Citrus County Board of County Commissioners, the Southwest Florida Water Management District (SWFWMD), the Florida Department of Environmental Protection (FDEP), and local officials came together to celebrate the groundbreaking of the Southwest Regional Water Reclamation Facility. The project is funded through a $12.4 million loan through the state’s Clean Water State Revolving Fund (CWSRF), and a $4 million legislative appropriation grant. Jones Edmunds serves as the Engineer of Record for this project, and Wharton-Smith serves as the Contractor for this project.
“We are pleased to provide funding assistance for this advanced wastewater treatment and reclaimed water project,” said Drew Bartlett, DEP deputy secretary for ecosystems restoration. “Projects like this help improve water quality and protect Florida’s most important natural resources.”
The combined $16.4 million in funding assistance will be used to construct the new Southwest Regional Water Reclamation Facility. The new facility will provide advanced wastewater treatment to reduce nitrogen loading to the Chassahowitzka Springs and River, and will have double the treatment capacity of the former Sugarmill Woods plant.
The newly expanded and upgraded facility will provide future service to more than 5,000 homes currently on septic tanks and will replace an existing sprayfield with a rapid infiltration basin system. Additionally, the new facility will produce high-quality reclaimed water for irrigation of public access areas, which will further reduce nitrogen loading and reduce the need for groundwater withdrawals.

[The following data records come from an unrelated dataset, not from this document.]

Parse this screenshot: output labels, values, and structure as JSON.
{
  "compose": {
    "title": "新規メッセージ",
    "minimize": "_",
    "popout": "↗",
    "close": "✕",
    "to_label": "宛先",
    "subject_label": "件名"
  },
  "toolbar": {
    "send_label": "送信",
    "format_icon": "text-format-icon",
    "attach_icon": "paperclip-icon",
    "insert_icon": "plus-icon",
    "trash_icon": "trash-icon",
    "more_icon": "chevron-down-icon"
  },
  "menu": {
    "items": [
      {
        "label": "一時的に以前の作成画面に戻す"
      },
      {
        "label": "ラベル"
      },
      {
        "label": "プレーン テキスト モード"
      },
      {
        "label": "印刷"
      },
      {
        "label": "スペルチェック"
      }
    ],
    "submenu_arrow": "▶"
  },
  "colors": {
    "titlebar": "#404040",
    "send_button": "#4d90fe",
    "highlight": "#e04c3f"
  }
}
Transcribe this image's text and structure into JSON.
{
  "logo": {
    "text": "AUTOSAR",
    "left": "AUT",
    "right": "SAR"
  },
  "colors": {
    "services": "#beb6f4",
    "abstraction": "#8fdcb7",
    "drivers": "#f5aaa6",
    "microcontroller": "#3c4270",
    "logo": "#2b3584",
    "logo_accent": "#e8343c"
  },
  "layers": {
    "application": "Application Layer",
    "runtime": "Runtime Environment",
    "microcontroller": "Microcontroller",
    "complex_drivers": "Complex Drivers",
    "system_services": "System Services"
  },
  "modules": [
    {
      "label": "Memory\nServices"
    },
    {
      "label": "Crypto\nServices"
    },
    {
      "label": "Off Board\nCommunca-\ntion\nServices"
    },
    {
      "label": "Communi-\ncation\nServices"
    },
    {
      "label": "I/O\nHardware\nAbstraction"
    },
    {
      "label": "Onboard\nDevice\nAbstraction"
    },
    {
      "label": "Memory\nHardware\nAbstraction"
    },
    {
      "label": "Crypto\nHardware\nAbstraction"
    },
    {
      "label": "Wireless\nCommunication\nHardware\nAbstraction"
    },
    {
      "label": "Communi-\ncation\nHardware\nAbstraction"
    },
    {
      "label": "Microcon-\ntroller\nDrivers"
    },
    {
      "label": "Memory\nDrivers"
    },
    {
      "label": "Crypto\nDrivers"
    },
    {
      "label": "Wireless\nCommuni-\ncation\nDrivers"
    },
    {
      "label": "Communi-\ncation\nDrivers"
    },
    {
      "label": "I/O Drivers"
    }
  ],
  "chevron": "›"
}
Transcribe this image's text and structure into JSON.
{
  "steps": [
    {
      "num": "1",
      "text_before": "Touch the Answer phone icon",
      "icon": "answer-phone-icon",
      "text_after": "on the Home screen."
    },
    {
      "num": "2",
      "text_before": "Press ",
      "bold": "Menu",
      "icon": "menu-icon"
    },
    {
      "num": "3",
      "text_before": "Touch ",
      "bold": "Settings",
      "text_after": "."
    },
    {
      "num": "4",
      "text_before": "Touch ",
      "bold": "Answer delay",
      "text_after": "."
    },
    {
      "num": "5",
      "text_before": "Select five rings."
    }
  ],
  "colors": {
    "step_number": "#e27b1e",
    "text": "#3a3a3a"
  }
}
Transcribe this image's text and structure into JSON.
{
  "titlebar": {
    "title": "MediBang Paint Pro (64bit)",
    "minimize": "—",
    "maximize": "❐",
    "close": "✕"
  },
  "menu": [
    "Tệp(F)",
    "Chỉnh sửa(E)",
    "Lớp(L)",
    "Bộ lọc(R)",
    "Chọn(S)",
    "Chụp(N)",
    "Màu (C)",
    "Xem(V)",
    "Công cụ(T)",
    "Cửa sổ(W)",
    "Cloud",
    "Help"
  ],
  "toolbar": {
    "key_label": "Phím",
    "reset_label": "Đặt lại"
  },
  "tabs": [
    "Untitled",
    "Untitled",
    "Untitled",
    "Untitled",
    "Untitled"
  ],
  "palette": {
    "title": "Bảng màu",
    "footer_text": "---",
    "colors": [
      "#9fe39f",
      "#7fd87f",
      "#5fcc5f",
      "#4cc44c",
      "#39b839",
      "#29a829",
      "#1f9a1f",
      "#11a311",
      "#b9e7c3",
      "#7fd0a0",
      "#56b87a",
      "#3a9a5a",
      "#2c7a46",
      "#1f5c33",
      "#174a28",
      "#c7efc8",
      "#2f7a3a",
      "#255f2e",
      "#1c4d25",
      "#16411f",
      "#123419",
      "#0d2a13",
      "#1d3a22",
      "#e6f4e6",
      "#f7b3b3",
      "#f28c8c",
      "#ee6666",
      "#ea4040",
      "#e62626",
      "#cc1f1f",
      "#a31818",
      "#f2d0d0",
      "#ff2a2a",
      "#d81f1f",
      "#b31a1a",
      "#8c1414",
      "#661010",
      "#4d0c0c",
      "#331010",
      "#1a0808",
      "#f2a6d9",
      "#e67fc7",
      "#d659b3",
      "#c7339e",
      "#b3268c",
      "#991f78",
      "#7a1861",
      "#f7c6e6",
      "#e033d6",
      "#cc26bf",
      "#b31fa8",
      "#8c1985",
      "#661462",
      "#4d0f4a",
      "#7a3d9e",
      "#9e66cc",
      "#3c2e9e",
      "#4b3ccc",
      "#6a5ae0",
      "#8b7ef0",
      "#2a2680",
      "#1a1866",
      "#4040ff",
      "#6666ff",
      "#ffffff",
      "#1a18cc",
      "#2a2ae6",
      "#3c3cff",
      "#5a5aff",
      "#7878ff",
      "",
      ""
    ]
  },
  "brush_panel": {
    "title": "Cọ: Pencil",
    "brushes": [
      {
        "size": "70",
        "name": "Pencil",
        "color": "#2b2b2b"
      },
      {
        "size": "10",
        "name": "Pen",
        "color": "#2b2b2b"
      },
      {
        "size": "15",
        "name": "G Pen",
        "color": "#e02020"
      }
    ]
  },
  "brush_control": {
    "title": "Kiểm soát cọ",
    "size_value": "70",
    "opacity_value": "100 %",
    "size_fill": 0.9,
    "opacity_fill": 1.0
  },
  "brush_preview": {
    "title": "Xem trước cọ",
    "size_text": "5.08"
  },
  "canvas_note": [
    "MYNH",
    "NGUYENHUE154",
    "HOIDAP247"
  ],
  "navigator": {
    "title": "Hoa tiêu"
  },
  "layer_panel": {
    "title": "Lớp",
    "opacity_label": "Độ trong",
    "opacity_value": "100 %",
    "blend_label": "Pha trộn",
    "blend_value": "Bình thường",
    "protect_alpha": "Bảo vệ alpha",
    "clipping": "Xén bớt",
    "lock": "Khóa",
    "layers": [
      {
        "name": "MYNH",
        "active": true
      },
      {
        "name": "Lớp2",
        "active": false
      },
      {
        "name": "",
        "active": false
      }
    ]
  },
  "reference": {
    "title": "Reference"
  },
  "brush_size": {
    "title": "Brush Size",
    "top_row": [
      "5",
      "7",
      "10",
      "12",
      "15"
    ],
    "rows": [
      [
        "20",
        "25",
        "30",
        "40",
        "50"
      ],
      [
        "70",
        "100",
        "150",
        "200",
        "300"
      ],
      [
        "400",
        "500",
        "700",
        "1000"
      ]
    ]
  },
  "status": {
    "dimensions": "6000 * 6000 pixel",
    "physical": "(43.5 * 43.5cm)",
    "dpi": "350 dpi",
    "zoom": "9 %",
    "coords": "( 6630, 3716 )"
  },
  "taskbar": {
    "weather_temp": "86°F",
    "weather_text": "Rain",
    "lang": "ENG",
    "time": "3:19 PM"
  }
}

“We thank DEP for helping fund this important project,” said Scott E. Carnahan, Citrus County Board of County Commissioners chairman. “The Southwest Regional Water Reclamation Facility will be a big part of improving water quality for our residents, visitors and wildlife.”
“We are glad to partner with DEP for projects that will benefit our area springs and rivers,” said Brian Armstrong, Southwest Florida Water Management District executive director. “State agencies working together toward a better environment is a win-win for everyone.”
The CWSRF Program has awarded approximately $1.1 billion in funding for nearly 120 wastewater and stormwater improvement projects during the past five years, and a total of $4 billion in loan funds since its inception in 1989. The program is funded by federal grants, state matching funds, loan repayments and interest earnings. For more information, visit DEP’s Water Project Funding webpage.